» **Interface dataset entries**:
= = = = =
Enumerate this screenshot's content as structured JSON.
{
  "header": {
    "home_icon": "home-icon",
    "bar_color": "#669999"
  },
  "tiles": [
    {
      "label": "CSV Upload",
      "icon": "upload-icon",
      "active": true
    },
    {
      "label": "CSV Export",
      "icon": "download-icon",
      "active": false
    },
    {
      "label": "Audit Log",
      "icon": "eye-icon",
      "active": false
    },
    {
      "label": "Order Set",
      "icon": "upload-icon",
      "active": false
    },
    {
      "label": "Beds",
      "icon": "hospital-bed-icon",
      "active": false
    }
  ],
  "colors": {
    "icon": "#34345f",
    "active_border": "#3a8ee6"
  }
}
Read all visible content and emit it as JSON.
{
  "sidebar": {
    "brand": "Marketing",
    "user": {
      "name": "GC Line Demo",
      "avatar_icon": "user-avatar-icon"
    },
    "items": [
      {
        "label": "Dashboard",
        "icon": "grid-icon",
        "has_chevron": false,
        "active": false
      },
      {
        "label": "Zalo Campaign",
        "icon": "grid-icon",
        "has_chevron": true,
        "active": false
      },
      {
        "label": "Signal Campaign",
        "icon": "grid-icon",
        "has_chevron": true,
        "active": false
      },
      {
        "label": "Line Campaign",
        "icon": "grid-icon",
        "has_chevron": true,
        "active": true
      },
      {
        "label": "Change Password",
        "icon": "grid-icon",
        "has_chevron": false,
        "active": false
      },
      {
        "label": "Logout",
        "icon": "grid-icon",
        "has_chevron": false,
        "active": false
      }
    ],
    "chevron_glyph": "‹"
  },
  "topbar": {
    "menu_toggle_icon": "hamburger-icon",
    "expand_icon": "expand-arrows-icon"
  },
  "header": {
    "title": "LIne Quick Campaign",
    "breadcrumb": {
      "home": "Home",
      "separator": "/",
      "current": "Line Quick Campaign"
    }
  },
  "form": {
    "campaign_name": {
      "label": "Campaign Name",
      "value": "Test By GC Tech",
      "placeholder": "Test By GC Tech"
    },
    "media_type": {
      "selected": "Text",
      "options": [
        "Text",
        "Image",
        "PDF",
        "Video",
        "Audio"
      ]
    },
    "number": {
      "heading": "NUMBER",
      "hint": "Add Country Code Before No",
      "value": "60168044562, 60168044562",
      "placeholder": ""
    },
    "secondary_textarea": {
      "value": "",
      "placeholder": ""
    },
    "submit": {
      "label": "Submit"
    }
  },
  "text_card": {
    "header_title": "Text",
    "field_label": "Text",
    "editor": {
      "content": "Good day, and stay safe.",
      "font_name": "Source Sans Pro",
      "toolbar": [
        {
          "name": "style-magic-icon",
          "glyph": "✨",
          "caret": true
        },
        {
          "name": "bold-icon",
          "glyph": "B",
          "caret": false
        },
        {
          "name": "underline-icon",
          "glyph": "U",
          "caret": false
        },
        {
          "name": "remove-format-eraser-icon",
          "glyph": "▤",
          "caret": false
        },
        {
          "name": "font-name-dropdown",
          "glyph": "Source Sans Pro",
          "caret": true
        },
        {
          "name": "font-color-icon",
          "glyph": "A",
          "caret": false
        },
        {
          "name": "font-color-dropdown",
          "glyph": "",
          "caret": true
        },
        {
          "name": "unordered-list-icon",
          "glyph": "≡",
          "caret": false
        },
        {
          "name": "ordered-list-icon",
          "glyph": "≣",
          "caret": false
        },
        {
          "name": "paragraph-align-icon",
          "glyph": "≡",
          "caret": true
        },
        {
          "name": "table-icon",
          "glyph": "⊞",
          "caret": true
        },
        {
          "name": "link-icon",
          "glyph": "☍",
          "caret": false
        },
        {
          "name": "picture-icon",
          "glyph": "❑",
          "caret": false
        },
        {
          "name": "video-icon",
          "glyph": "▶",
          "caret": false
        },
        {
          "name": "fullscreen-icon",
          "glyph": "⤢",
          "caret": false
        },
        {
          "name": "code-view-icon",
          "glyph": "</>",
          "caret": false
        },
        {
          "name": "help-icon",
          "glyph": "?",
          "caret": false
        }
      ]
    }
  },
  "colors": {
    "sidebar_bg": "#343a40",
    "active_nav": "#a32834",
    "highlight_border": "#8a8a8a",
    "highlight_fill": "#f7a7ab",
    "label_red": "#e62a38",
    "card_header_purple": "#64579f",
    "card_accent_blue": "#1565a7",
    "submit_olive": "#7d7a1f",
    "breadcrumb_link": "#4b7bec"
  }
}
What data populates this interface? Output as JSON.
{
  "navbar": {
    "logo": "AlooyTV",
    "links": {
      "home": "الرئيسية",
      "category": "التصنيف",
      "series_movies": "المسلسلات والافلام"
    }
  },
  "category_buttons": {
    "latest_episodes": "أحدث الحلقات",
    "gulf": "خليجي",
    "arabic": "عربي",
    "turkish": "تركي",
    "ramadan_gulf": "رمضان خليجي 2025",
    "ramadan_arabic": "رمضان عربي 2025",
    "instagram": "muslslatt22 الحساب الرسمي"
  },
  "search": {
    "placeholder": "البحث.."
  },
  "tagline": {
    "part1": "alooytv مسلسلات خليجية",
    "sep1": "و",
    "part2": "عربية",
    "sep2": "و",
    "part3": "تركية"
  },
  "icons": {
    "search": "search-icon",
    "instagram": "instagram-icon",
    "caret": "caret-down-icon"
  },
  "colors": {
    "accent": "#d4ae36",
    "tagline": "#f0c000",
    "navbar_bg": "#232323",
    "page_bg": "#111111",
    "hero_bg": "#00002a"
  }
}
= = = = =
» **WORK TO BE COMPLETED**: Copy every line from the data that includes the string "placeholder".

» **SOLUTION FOR THIS EXERCISE**:
      "placeholder": "Test By GC Tech"
      "placeholder": ""
      "placeholder": ""
    "placeholder": "البحث.."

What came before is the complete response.